PROBLEM TO WORK ON: In the material below, find each line with the word "STANDARD" and list it.

DATASET:
*** Block opens ***
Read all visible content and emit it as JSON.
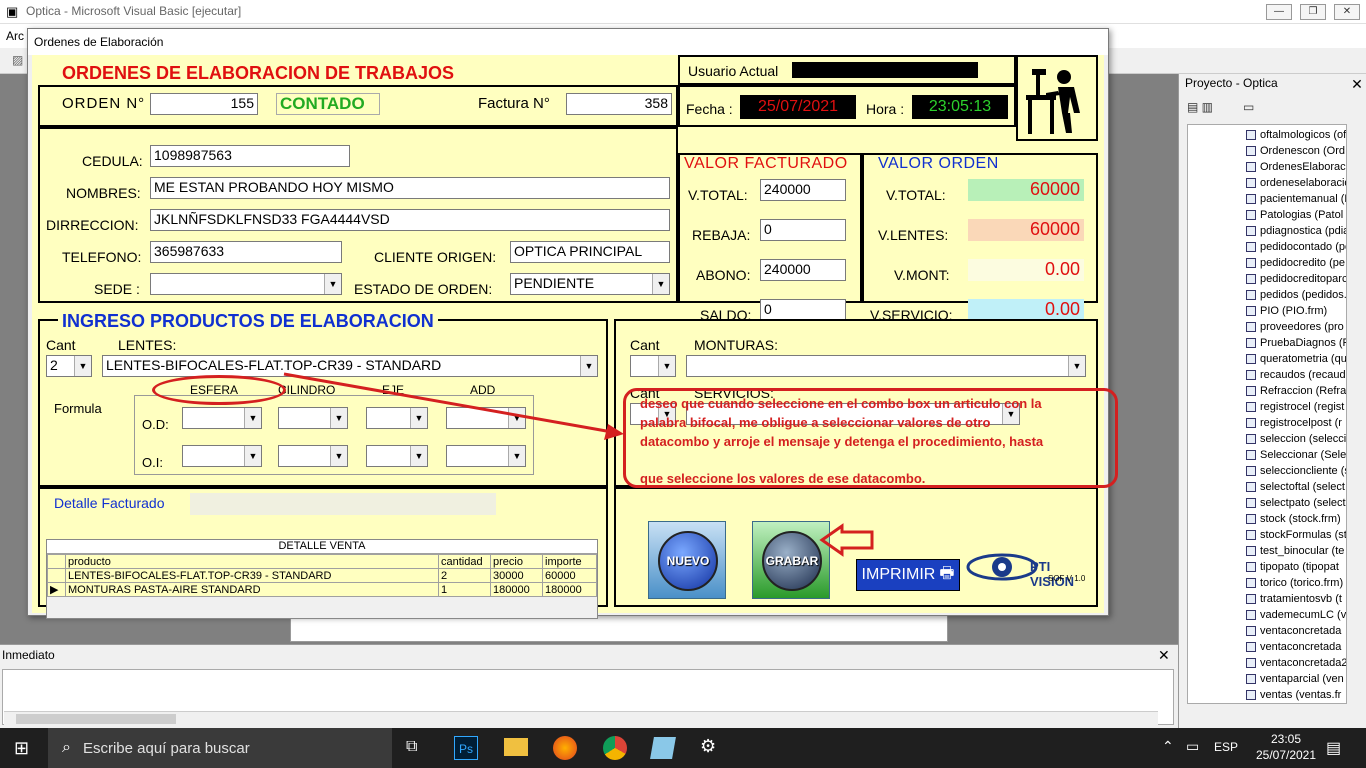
{
  "ide": {
    "title": "Optica - Microsoft Visual Basic [ejecutar]",
    "menu_first": "Arc"
  },
  "form": {
    "title": "Ordenes de Elaboración",
    "heading": "ORDENES DE  ELABORACION DE TRABAJOS",
    "orden_label": "ORDEN N°",
    "orden_value": "155",
    "contado": "CONTADO",
    "factura_label": "Factura N°",
    "factura_value": "358",
    "usuario_label": "Usuario Actual",
    "fecha_label": "Fecha :",
    "fecha_value": "25/07/2021",
    "hora_label": "Hora :",
    "hora_value": "23:05:13",
    "cliente": {
      "cedula_label": "CEDULA:",
      "cedula": "1098987563",
      "nombres_label": "NOMBRES:",
      "nombres": "ME ESTAN PROBANDO HOY MISMO",
      "direccion_label": "DIRRECCION:",
      "direccion": "JKLNÑFSDKLFNSD33 FGA4444VSD",
      "telefono_label": "TELEFONO:",
      "telefono": "365987633",
      "origen_label": "CLIENTE ORIGEN:",
      "origen": "OPTICA PRINCIPAL",
      "sede_label": "SEDE :",
      "sede": "",
      "estado_label": "ESTADO DE ORDEN:",
      "estado": "PENDIENTE"
    },
    "facturado": {
      "title": "VALOR FACTURADO",
      "vtotal_label": "V.TOTAL:",
      "vtotal": "240000",
      "rebaja_label": "REBAJA:",
      "rebaja": "0",
      "abono_label": "ABONO:",
      "abono": "240000",
      "saldo_label": "SALDO:",
      "saldo": "0"
    },
    "orden_vals": {
      "title": "VALOR ORDEN",
      "vtotal_label": "V.TOTAL:",
      "vtotal": "60000",
      "vlentes_label": "V.LENTES:",
      "vlentes": "60000",
      "vmont_label": "V.MONT:",
      "vmont": "0.00",
      "vserv_label": "V.SERVICIO:",
      "vserv": "0.00"
    },
    "ingreso": {
      "title": "INGRESO PRODUCTOS DE ELABORACION",
      "cant_label": "Cant",
      "cant": "2",
      "lentes_label": "LENTES:",
      "lentes": "LENTES-BIFOCALES-FLAT.TOP-CR39  -  STANDARD",
      "formula_label": "Formula",
      "esfera": "ESFERA",
      "cilindro": "CILINDRO",
      "eje": "EJE",
      "add": "ADD",
      "od": "O.D:",
      "oi": "O.I:"
    },
    "monturas": {
      "cant_label": "Cant",
      "monturas_label": "MONTURAS:",
      "cant2_label": "Cant",
      "servicios_label": "SERVICIOS:"
    },
    "detalle": {
      "label": "Detalle Facturado",
      "grid_title": "DETALLE VENTA",
      "columns": [
        "producto",
        "cantidad",
        "precio",
        "importe"
      ],
      "rows": [
        [
          "LENTES-BIFOCALES-FLAT.TOP-CR39  -  STANDARD",
          "2",
          "30000",
          "60000"
        ],
        [
          "MONTURAS  PASTA-AIRE  STANDARD",
          "1",
          "180000",
          "180000"
        ]
      ]
    },
    "buttons": {
      "nuevo": "NUEVO",
      "grabar": "GRABAR",
      "imprimir": "IMPRIMIR"
    },
    "logo": {
      "name": "PTI VISION",
      "sub": "SOF  V 1.0"
    }
  },
  "annotation": {
    "lines": [
      "deseo que cuando seleccione en el combo box un articulo con la",
      "palabra bifocal, me obligue a seleccionar valores de otro",
      "datacombo y arroje el mensaje y detenga el procedimiento, hasta",
      "que seleccione los valores de ese datacombo."
    ]
  },
  "project": {
    "title": "Proyecto - Optica",
    "items": [
      "oftalmologicos (of",
      "Ordenescon (Ord",
      "OrdenesElaboraci",
      "ordeneselaboracio",
      "pacientemanual (F",
      "Patologias (Patol",
      "pdiagnostica (pdia",
      "pedidocontado (pe",
      "pedidocredito (pe",
      "pedidocreditoparc",
      "pedidos (pedidos.",
      "PIO (PIO.frm)",
      "proveedores (pro",
      "PruebaDiagnos (P",
      "queratometria (qu",
      "recaudos (recaud",
      "Refraccion (Refra",
      "registrocel (regist",
      "registrocelpost (r",
      "seleccion (selecci",
      "Seleccionar (Sele",
      "seleccioncliente (s",
      "selectoftal (select",
      "selectpato (select",
      "stock (stock.frm)",
      "stockFormulas (st",
      "test_binocular (te",
      "tipopato (tipopat",
      "torico (torico.frm)",
      "tratamientosvb (t",
      "vademecumLC (va",
      "ventaconcretada",
      "ventaconcretada",
      "ventaconcretada2",
      "ventaparcial (ven",
      "ventas (ventas.fr"
    ]
  },
  "immediate": {
    "title": "Inmediato"
  },
  "taskbar": {
    "search": "Escribe aquí para buscar",
    "lang": "ESP",
    "time": "23:05",
    "date": "25/07/2021"
  },
  "colors": {
    "form_bg": "#ffffc0",
    "heading": "#e01010",
    "accent_blue": "#1030d0",
    "contado": "#22aa22",
    "annotation": "#d42020"
  }
}
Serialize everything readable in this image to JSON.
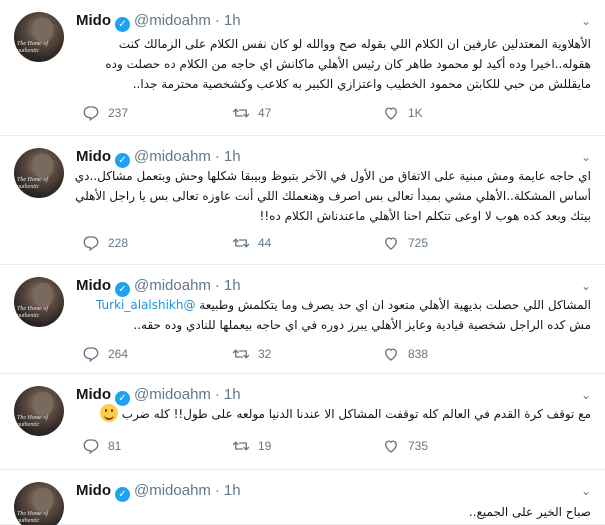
{
  "tweets": [
    {
      "name": "Mido",
      "handle": "@midoahm",
      "dot": "·",
      "time": "1h",
      "avatar_text": "The Home of authentic",
      "text_parts": [
        {
          "t": "الأهلاوية المعتدلين عارفين ان الكلام اللي بقوله صح ووالله لو كان نفس الكلام على الزمالك كنت هقوله..اخيرا وده أكيد لو محمود طاهر كان رئيس الأهلي ماكانش اي حاجه من الكلام ده حصلت وده مايقللش من حبي للكابتن محمود الخطيب واعتزازي الكبير به كلاعب وكشخصية محترمة جدا.."
        }
      ],
      "replies": "237",
      "retweets": "47",
      "likes": "1K"
    },
    {
      "name": "Mido",
      "handle": "@midoahm",
      "dot": "·",
      "time": "1h",
      "avatar_text": "The Home of authentic",
      "text_parts": [
        {
          "t": "اي حاجه عايمة ومش مبنية على الاتفاق من الأول في الآخر بتبوظ وبيبقا شكلها وحش وبتعمل مشاكل..دي أساس المشكلة..الأهلي مشي بمبدأ تعالى بس اصرف وهنعملك اللي أنت عاوزه تعالى بس يا راجل الأهلي بيتك وبعد كده هوب لا اوعى تتكلم احنا الأهلي ماعندناش الكلام ده!!"
        }
      ],
      "replies": "228",
      "retweets": "44",
      "likes": "725"
    },
    {
      "name": "Mido",
      "handle": "@midoahm",
      "dot": "·",
      "time": "1h",
      "avatar_text": "The Home of authentic",
      "text_parts": [
        {
          "t": "المشاكل اللي حصلت بديهية الأهلي متعود ان اي حد يصرف وما يتكلمش وطبيعة "
        },
        {
          "t": "@Turki_alalshikh",
          "mention": true
        },
        {
          "t": " مش كده الراجل شخصية قيادية وعايز الأهلي يبرز دوره في اي حاجه بيعملها للنادي وده حقه.."
        }
      ],
      "replies": "264",
      "retweets": "32",
      "likes": "838"
    },
    {
      "name": "Mido",
      "handle": "@midoahm",
      "dot": "·",
      "time": "1h",
      "avatar_text": "The Home of authentic",
      "text_parts": [
        {
          "t": "مع توقف كرة القدم في العالم كله توقفت المشاكل الا عندنا الدنيا مولعه على طول!! كله ضرب "
        },
        {
          "emoji": "grinning-face"
        }
      ],
      "replies": "81",
      "retweets": "19",
      "likes": "735"
    },
    {
      "name": "Mido",
      "handle": "@midoahm",
      "dot": "·",
      "time": "1h",
      "avatar_text": "The Home of authentic",
      "text_parts": [
        {
          "t": "صباح الخير على الجميع.."
        }
      ],
      "replies": "",
      "retweets": "",
      "likes": ""
    }
  ],
  "icons": {
    "reply": "reply-icon",
    "retweet": "retweet-icon",
    "like": "like-icon",
    "menu": "chevron-down-icon",
    "verified": "verified-badge-icon"
  },
  "colors": {
    "accent": "#1da1f2",
    "mention": "#1b95e0",
    "muted": "#657786",
    "text": "#14171a"
  }
}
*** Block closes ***
RESPONSE:
      "lentes": "LENTES-BIFOCALES-FLAT.TOP-CR39  -  STANDARD",
          "LENTES-BIFOCALES-FLAT.TOP-CR39  -  STANDARD",
          "MONTURAS  PASTA-AIRE  STANDARD",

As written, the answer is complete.